# [Entries from a dataset of interfaces]

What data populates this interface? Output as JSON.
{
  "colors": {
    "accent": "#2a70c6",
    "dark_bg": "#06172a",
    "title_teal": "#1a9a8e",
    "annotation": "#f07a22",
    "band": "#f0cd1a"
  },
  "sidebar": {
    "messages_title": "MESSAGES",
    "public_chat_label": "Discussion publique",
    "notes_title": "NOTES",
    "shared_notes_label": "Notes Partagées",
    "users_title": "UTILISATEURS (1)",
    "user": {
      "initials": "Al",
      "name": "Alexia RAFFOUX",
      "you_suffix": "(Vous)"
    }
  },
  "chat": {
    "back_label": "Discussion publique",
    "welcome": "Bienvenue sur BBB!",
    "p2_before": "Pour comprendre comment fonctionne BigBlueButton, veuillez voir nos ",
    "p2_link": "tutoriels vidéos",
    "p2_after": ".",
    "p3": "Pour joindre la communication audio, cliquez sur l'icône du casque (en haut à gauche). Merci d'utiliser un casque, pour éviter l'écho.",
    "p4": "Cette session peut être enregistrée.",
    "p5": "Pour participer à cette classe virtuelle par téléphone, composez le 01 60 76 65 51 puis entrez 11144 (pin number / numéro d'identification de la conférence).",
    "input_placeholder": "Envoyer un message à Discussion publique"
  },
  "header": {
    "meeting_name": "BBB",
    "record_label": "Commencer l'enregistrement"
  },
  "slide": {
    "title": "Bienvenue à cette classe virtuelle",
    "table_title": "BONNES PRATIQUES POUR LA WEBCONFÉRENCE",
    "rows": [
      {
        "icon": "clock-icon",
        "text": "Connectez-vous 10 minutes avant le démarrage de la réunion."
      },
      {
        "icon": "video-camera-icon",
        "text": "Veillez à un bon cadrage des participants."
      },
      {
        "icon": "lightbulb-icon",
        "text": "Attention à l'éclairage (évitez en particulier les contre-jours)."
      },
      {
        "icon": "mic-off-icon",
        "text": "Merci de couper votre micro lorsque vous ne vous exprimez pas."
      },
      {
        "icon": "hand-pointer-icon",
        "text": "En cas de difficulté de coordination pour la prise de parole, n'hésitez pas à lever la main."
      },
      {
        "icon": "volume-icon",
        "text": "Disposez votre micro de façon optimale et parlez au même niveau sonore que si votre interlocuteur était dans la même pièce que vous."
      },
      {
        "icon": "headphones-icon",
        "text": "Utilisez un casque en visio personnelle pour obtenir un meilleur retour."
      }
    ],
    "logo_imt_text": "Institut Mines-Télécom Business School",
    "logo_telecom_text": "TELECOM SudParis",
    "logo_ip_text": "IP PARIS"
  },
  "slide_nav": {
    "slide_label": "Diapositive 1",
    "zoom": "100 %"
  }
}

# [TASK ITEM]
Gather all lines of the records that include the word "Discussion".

# [TASK RESULT]
    "public_chat_label": "Discussion publique",
    "back_label": "Discussion publique",
    "input_placeholder": "Envoyer un message à Discussion publique"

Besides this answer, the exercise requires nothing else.